From Dean Dowd on December 20, 2007 in General Remodel
According to the National Association of the Remodeling Industry (NARI), construction waste makes up 20 percent of the waste in U.S. landfills. The majority of this waste can potentially be recycled, such as lumber, sheetrock, metal, cardboard, plastic, glass, doors, windows, roofs, and most sinks and tubs. If more homes were deconstructed instead of demolished, the material generated could be reused, saving energy otherwise used during building and disposal. Here’s more on deconstruction from NARI:
- Approximately every 3 square feet of lumber saved from an older structure can become 1 square foot of a new residence.
- If deconstruction became the new residential demolition, contractors could use recovered wood to build 120,000 new affordable homes annually. This could save 10 acres of pine, which occupy the size of seven football fields.
- Owners who remodel instead of demolish divert 80 percent of the waste that a demolition would incur and save $2,540 in disposal costs.
- If carefully deconstructed and recycled into new products, the steel and plastic from a 2,000-square-foot home can preserve 59 million BTUs of embodied energy, equal to about 513 gallons of gasoline.
- As a result of burying about 33 million tons of wood from demolition and construction debris in landfills, about 5 million tons of carbon equivalent are released annually into the atmosphere as methane gas.
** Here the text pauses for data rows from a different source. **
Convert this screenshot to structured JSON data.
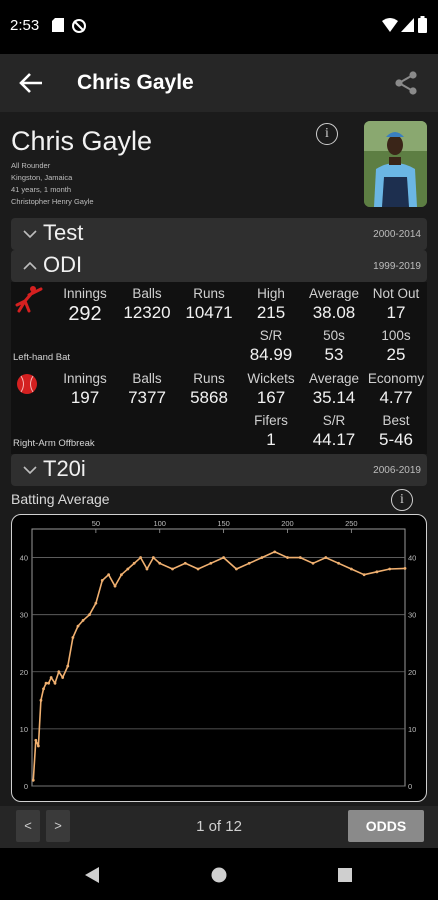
{
  "status": {
    "time": "2:53"
  },
  "appbar": {
    "title": "Chris Gayle"
  },
  "profile": {
    "name": "Chris Gayle",
    "role": "All Rounder",
    "birthplace": "Kingston, Jamaica",
    "age": "41 years, 1 month",
    "full_name": "Christopher Henry Gayle"
  },
  "formats": {
    "test": {
      "name": "Test",
      "years": "2000-2014",
      "chevron": "chevron-down"
    },
    "odi": {
      "name": "ODI",
      "years": "1999-2019",
      "chevron": "chevron-up"
    },
    "t20i": {
      "name": "T20i",
      "years": "2006-2019",
      "chevron": "chevron-down"
    }
  },
  "odi_batting": {
    "style": "Left-hand Bat",
    "innings": {
      "label": "Innings",
      "value": "292"
    },
    "balls": {
      "label": "Balls",
      "value": "12320"
    },
    "runs": {
      "label": "Runs",
      "value": "10471"
    },
    "high": {
      "label": "High",
      "value": "215"
    },
    "average": {
      "label": "Average",
      "value": "38.08"
    },
    "not_out": {
      "label": "Not Out",
      "value": "17"
    },
    "sr": {
      "label": "S/R",
      "value": "84.99"
    },
    "fifties": {
      "label": "50s",
      "value": "53"
    },
    "hundreds": {
      "label": "100s",
      "value": "25"
    }
  },
  "odi_bowling": {
    "style": "Right-Arm Offbreak",
    "innings": {
      "label": "Innings",
      "value": "197"
    },
    "balls": {
      "label": "Balls",
      "value": "7377"
    },
    "runs": {
      "label": "Runs",
      "value": "5868"
    },
    "wickets": {
      "label": "Wickets",
      "value": "167"
    },
    "average": {
      "label": "Average",
      "value": "35.14"
    },
    "economy": {
      "label": "Economy",
      "value": "4.77"
    },
    "fifers": {
      "label": "Fifers",
      "value": "1"
    },
    "sr": {
      "label": "S/R",
      "value": "44.17"
    },
    "best": {
      "label": "Best",
      "value": "5-46"
    }
  },
  "graph": {
    "title": "Batting Average"
  },
  "chart_data": {
    "type": "line",
    "title": "",
    "xlabel": "",
    "ylabel": "",
    "xlim": [
      0,
      292
    ],
    "ylim": [
      0,
      45
    ],
    "x_ticks": [
      50,
      100,
      150,
      200,
      250
    ],
    "y_ticks": [
      0,
      10,
      20,
      30,
      40
    ],
    "line_color": "#f0b070",
    "series": [
      {
        "x": [
          1,
          3,
          5,
          7,
          9,
          11,
          13,
          15,
          18,
          21,
          24,
          28,
          32,
          36,
          40,
          45,
          50,
          55,
          60,
          65,
          70,
          75,
          80,
          85,
          90,
          95,
          100,
          110,
          120,
          130,
          140,
          150,
          160,
          170,
          180,
          190,
          200,
          210,
          220,
          230,
          240,
          250,
          260,
          270,
          280,
          292
        ],
        "y": [
          1,
          8,
          7,
          15,
          17,
          18,
          18,
          19,
          18,
          20,
          19,
          21,
          26,
          28,
          29,
          30,
          32,
          36,
          37,
          35,
          37,
          38,
          39,
          40,
          38,
          40,
          39,
          38,
          39,
          38,
          39,
          40,
          38,
          39,
          40,
          41,
          40,
          40,
          39,
          40,
          39,
          38,
          37,
          37.5,
          38,
          38.1
        ]
      }
    ]
  },
  "pager": {
    "prev": "<",
    "next": ">",
    "page_text": "1 of 12",
    "odds": "ODDS"
  },
  "colors": {
    "background": "#1b1b1b",
    "appbar": "#262626",
    "line": "#f0b070",
    "ball_red": "#d42020"
  }
}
This is the equivalent of emissions from 3,736,000 passenger cars.
- Recycling the 5,174 pounds of steel and 1,830 pounds of plastic in an average single family home would be equal to greenhouse gas reduction made possible by 114 trees in one year.
- Each ton of wood remodelers reuse avoids the emission of 60 pounds of greenhouse gases.